» **TASK BRIEF**:
The expected answer is a copy of every line in the listing that has the word "stars".

» **SUPPLIED DATA**:
§ §

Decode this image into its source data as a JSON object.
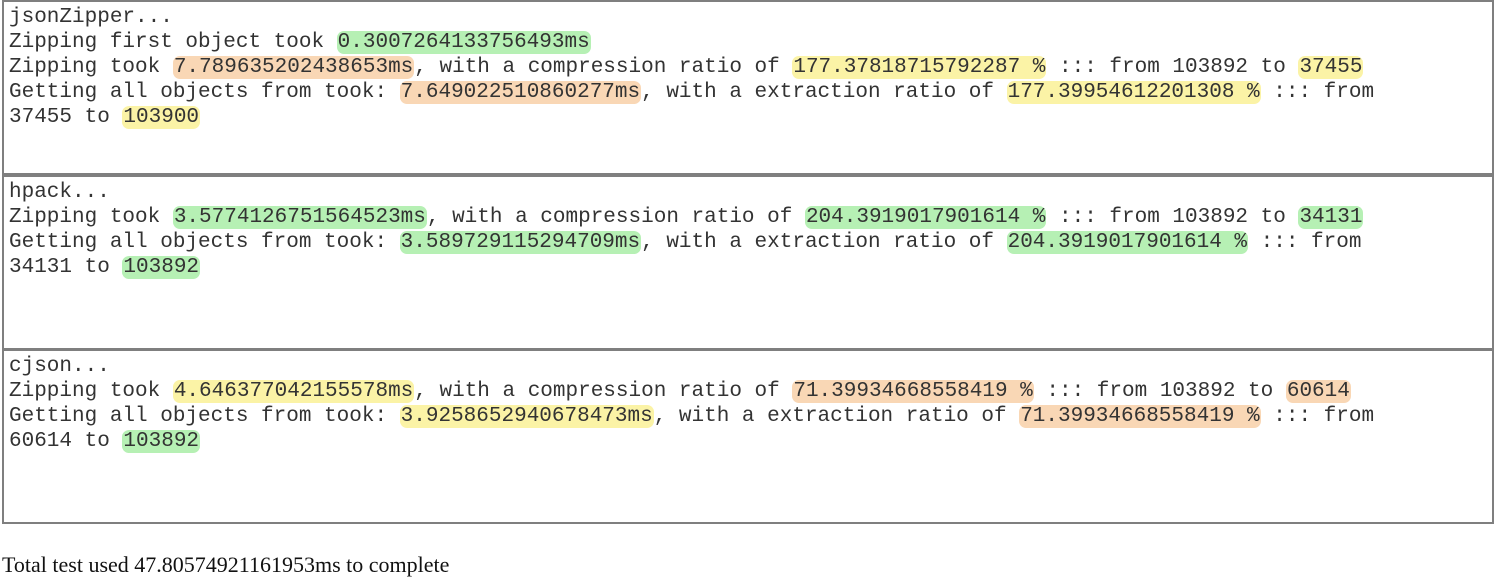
{
  "panels": [
    {
      "lines": [
        [
          {
            "text": "jsonZipper..."
          }
        ],
        [
          {
            "text": "Zipping first object took "
          },
          {
            "text": "0.3007264133756493ms",
            "hl": "green"
          }
        ],
        [
          {
            "text": "Zipping took "
          },
          {
            "text": "7.789635202438653ms",
            "hl": "orange"
          },
          {
            "text": ", with a compression ratio of "
          },
          {
            "text": "177.37818715792287 %",
            "hl": "yellow"
          },
          {
            "text": " ::: from 103892 to "
          },
          {
            "text": "37455",
            "hl": "yellow"
          }
        ],
        [
          {
            "text": "Getting all objects from took: "
          },
          {
            "text": "7.649022510860277ms",
            "hl": "orange"
          },
          {
            "text": ", with a extraction ratio of "
          },
          {
            "text": "177.39954612201308 %",
            "hl": "yellow"
          },
          {
            "text": " ::: from"
          }
        ],
        [
          {
            "text": "37455 to "
          },
          {
            "text": "103900",
            "hl": "yellow"
          }
        ]
      ]
    },
    {
      "lines": [
        [
          {
            "text": "hpack..."
          }
        ],
        [
          {
            "text": "Zipping took "
          },
          {
            "text": "3.5774126751564523ms",
            "hl": "green"
          },
          {
            "text": ", with a compression ratio of "
          },
          {
            "text": "204.3919017901614 %",
            "hl": "green"
          },
          {
            "text": " ::: from 103892 to "
          },
          {
            "text": "34131",
            "hl": "green"
          }
        ],
        [
          {
            "text": "Getting all objects from took: "
          },
          {
            "text": "3.589729115294709ms",
            "hl": "green"
          },
          {
            "text": ", with a extraction ratio of "
          },
          {
            "text": "204.3919017901614 %",
            "hl": "green"
          },
          {
            "text": " ::: from"
          }
        ],
        [
          {
            "text": "34131 to "
          },
          {
            "text": "103892",
            "hl": "green"
          }
        ]
      ]
    },
    {
      "lines": [
        [
          {
            "text": "cjson..."
          }
        ],
        [
          {
            "text": "Zipping took "
          },
          {
            "text": "4.646377042155578ms",
            "hl": "yellow"
          },
          {
            "text": ", with a compression ratio of "
          },
          {
            "text": "71.39934668558419 %",
            "hl": "orange"
          },
          {
            "text": " ::: from 103892 to "
          },
          {
            "text": "60614",
            "hl": "orange"
          }
        ],
        [
          {
            "text": "Getting all objects from took: "
          },
          {
            "text": "3.9258652940678473ms",
            "hl": "yellow"
          },
          {
            "text": ", with a extraction ratio of "
          },
          {
            "text": "71.39934668558419 %",
            "hl": "orange"
          },
          {
            "text": " ::: from"
          }
        ],
        [
          {
            "text": "60614 to "
          },
          {
            "text": "103892",
            "hl": "green"
          }
        ]
      ]
    }
  ],
  "footer": {
    "text": "Total test used 47.80574921161953ms to complete"
  },
  "colors": {
    "green": "#b6f0b4",
    "orange": "#f9d7b5",
    "yellow": "#fbf3a6",
    "border": "#7f7f7f",
    "console_text": "#333333"
  }
}
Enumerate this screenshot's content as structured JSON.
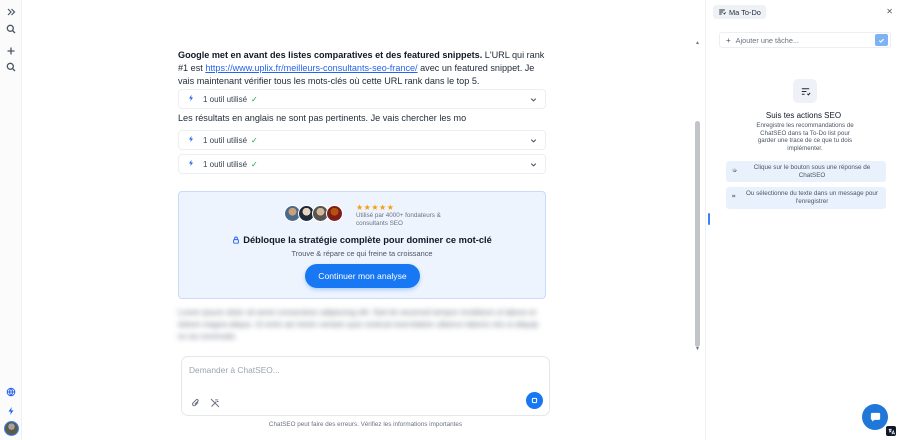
{
  "chat": {
    "msg_bold": "Google met en avant des listes comparatives et des featured snippets.",
    "msg_text1": " L'URL qui rank #1 est ",
    "msg_link": "https://www.uplix.fr/meilleurs-consultants-seo-france/",
    "msg_text2": " avec un featured snippet. Je vais maintenant vérifier tous les mots-clés où cette URL rank dans le top 5.",
    "msg2": "Les résultats en anglais ne sont pas pertinents. Je vais chercher les mo",
    "tool_label": "1 outil utilisé",
    "blurred_text": "Lorem ipsum dolor sit amet consectetur adipiscing elit. Sed do eiusmod tempor incididunt ut labore et dolore magna aliqua. Ut enim ad minim veniam quis nostrud exercitation ullamco laboris nisi ut aliquip ex ea commodo."
  },
  "promo": {
    "stars": "★★★★★",
    "used_by": "Utilisé par 4000+ fondateurs & consultants SEO",
    "title": "Débloque la stratégie complète pour dominer ce mot-clé",
    "subtitle": "Trouve & répare ce qui freine ta croissance",
    "cta": "Continuer mon analyse",
    "accent": "#1877f2"
  },
  "composer": {
    "placeholder": "Demander à ChatSEO...",
    "disclaimer": "ChatSEO peut faire des erreurs. Vérifiez les informations importantes"
  },
  "todo": {
    "tab_label": "Ma To-Do",
    "input_placeholder": "Ajouter une tâche...",
    "empty_title": "Suis tes actions SEO",
    "empty_desc": "Enregistre les recommandations de ChatSEO dans ta To-Do list pour garder une trace de ce que tu dois implémenter.",
    "hint1": "Clique sur le bouton sous une réponse de ChatSEO",
    "hint2": "Ou sélectionne du texte dans un message pour l'enregistrer"
  },
  "icons": {
    "rail": [
      "expand-icon",
      "search-icon",
      "plus-icon",
      "search-icon",
      "globe-icon",
      "bolt-icon"
    ],
    "send": "stop-icon",
    "fab": "chat-bubble-icon"
  }
}
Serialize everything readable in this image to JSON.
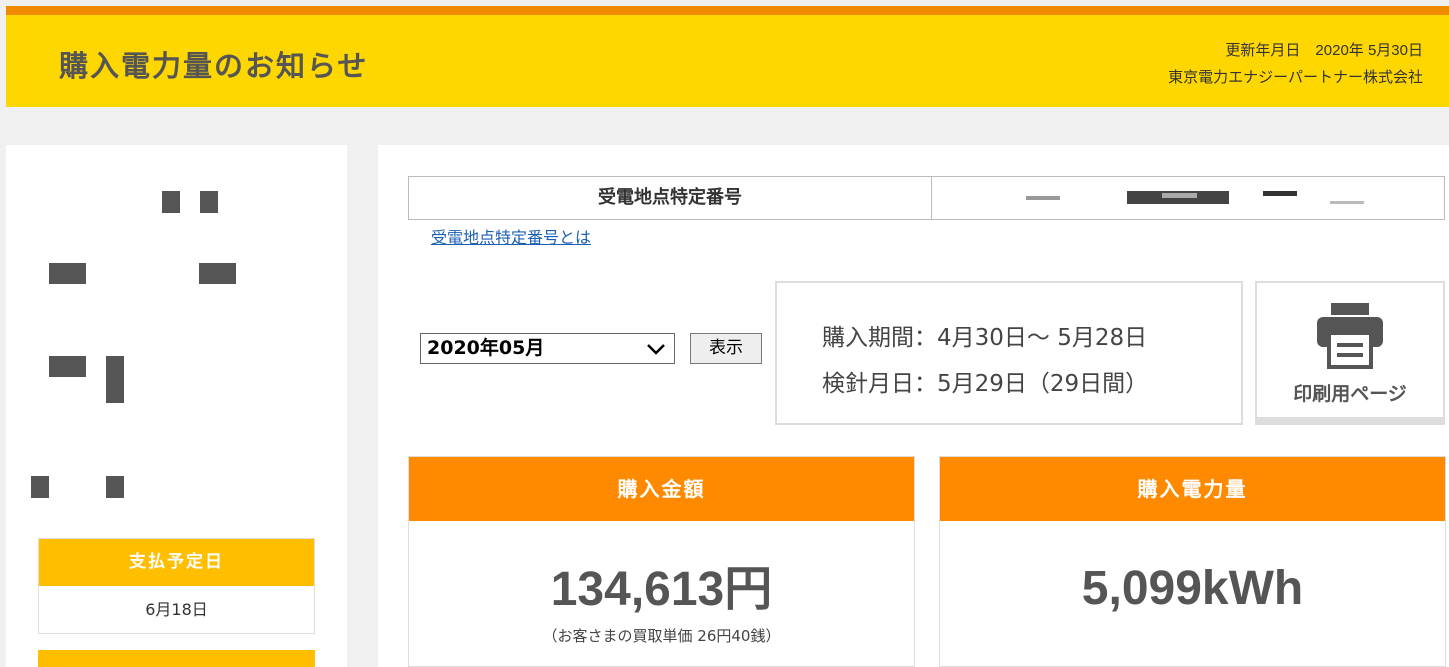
{
  "header": {
    "title": "購入電力量のお知らせ",
    "update_date": "更新年月日　2020年 5月30日",
    "company": "東京電力エナジーパートナー株式会社"
  },
  "payment": {
    "heading": "支払予定日",
    "date": "6月18日"
  },
  "meter_point": {
    "label": "受電地点特定番号",
    "help_link": "受電地点特定番号とは"
  },
  "month_select": {
    "selected": "2020年05月",
    "button": "表示"
  },
  "period": {
    "purchase_label": "購入期間",
    "purchase_value": "4月30日～ 5月28日",
    "reading_label": "検針月日",
    "reading_value": "5月29日（29日間）"
  },
  "print": {
    "label": "印刷用ページ",
    "icon": "printer-icon"
  },
  "amount_card": {
    "heading": "購入金額",
    "value": "134,613円",
    "note": "（お客さまの買取単価 26円40銭）"
  },
  "energy_card": {
    "heading": "購入電力量",
    "value": "5,099kWh"
  },
  "colors": {
    "header_yellow": "#ffd700",
    "stripe_orange": "#f08a00",
    "card_orange": "#ff8a00",
    "pay_yellow": "#ffbf00",
    "link_blue": "#1a5fb4"
  }
}
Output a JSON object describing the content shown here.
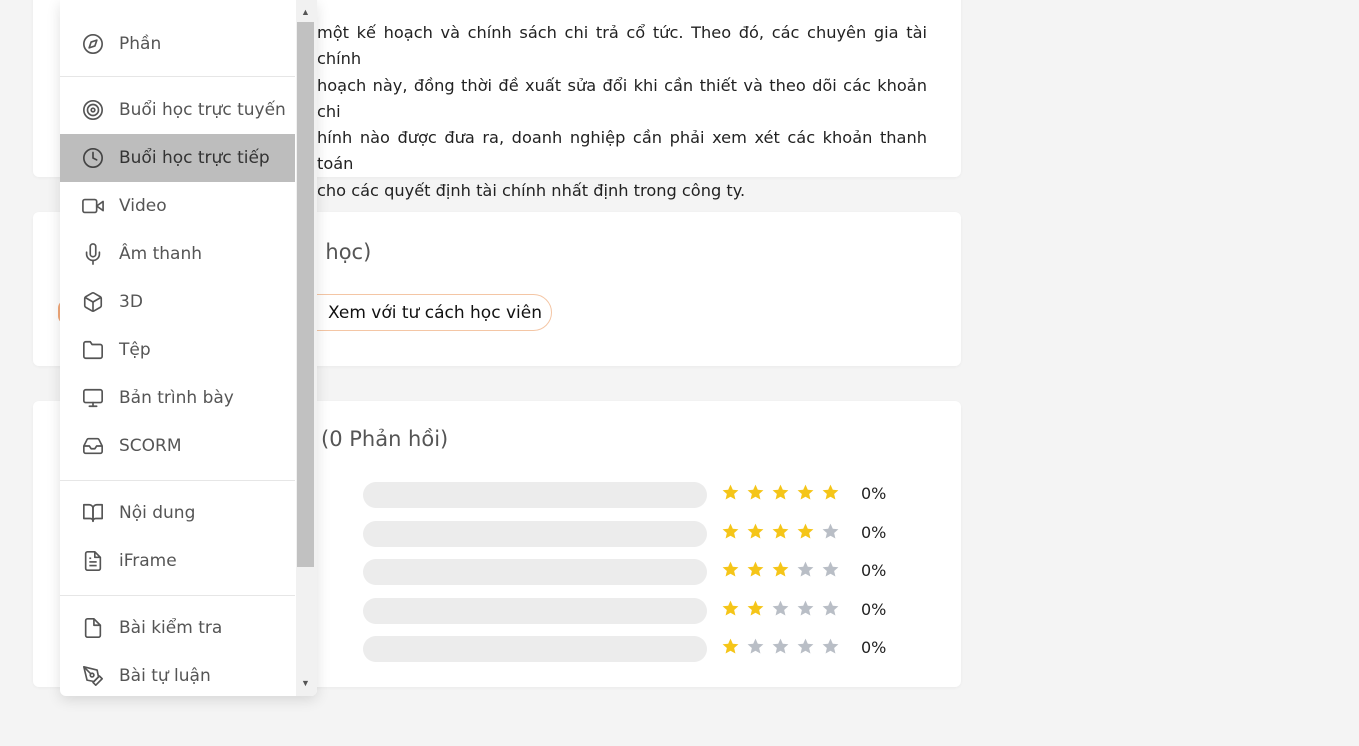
{
  "course": {
    "description_lines": [
      "một kế hoạch và chính sách chi trả cổ tức. Theo đó, các chuyên gia tài chính",
      "hoạch này, đồng thời đề xuất sửa đổi khi cần thiết và theo dõi các khoản chi",
      "hính nào được đưa ra, doanh nghiệp cần phải xem xét các khoản thanh toán",
      "cho các quyết định tài chính nhất định trong công ty."
    ],
    "lessons_title_fragment": "ai học)",
    "student_view_button": "Xem với tư cách học viên",
    "reviews_title_fragment": "(0 Phản hồi)"
  },
  "ratings": [
    {
      "stars": 5,
      "percent_label": "0%",
      "fraction": 0
    },
    {
      "stars": 4,
      "percent_label": "0%",
      "fraction": 0
    },
    {
      "stars": 3,
      "percent_label": "0%",
      "fraction": 0
    },
    {
      "stars": 2,
      "percent_label": "0%",
      "fraction": 0
    },
    {
      "stars": 1,
      "percent_label": "0%",
      "fraction": 0
    }
  ],
  "colors": {
    "star_filled": "#f5c518",
    "star_empty": "#b9bec6",
    "menu_active_bg": "#bdbdbd",
    "button_border": "#f4c6a5"
  },
  "menu": {
    "items": [
      {
        "label": "Phần",
        "icon": "compass-icon"
      },
      {
        "label": "Buổi học trực tuyến",
        "icon": "target-icon"
      },
      {
        "label": "Buổi học trực tiếp",
        "icon": "clock-icon",
        "active": true
      },
      {
        "label": "Video",
        "icon": "video-camera-icon"
      },
      {
        "label": "Âm thanh",
        "icon": "microphone-icon"
      },
      {
        "label": "3D",
        "icon": "cube-icon"
      },
      {
        "label": "Tệp",
        "icon": "folder-icon"
      },
      {
        "label": "Bản trình bày",
        "icon": "monitor-icon"
      },
      {
        "label": "SCORM",
        "icon": "inbox-icon"
      },
      {
        "label": "Nội dung",
        "icon": "book-open-icon"
      },
      {
        "label": "iFrame",
        "icon": "file-text-icon"
      },
      {
        "label": "Bài kiểm tra",
        "icon": "file-icon"
      },
      {
        "label": "Bài tự luận",
        "icon": "pen-tool-icon"
      }
    ]
  }
}
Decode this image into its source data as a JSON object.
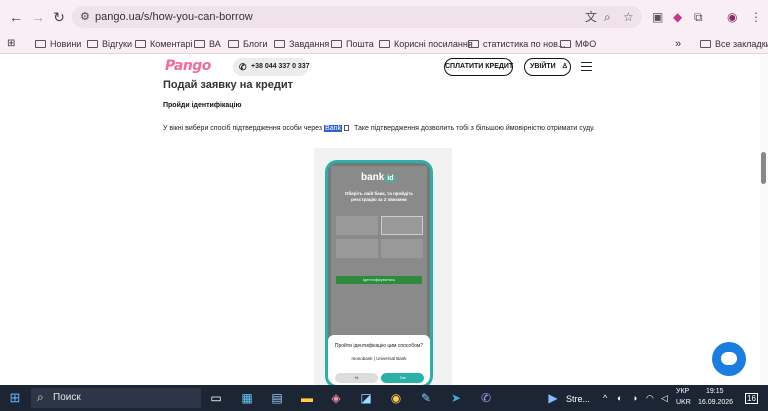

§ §

» **OUTPUT FOR THIS TASK**:
    "stars": "★★★★★",
      "stars": 5,
      "stars": 4,
      "stars": 3,
      "stars": 2,
      "stars": 1,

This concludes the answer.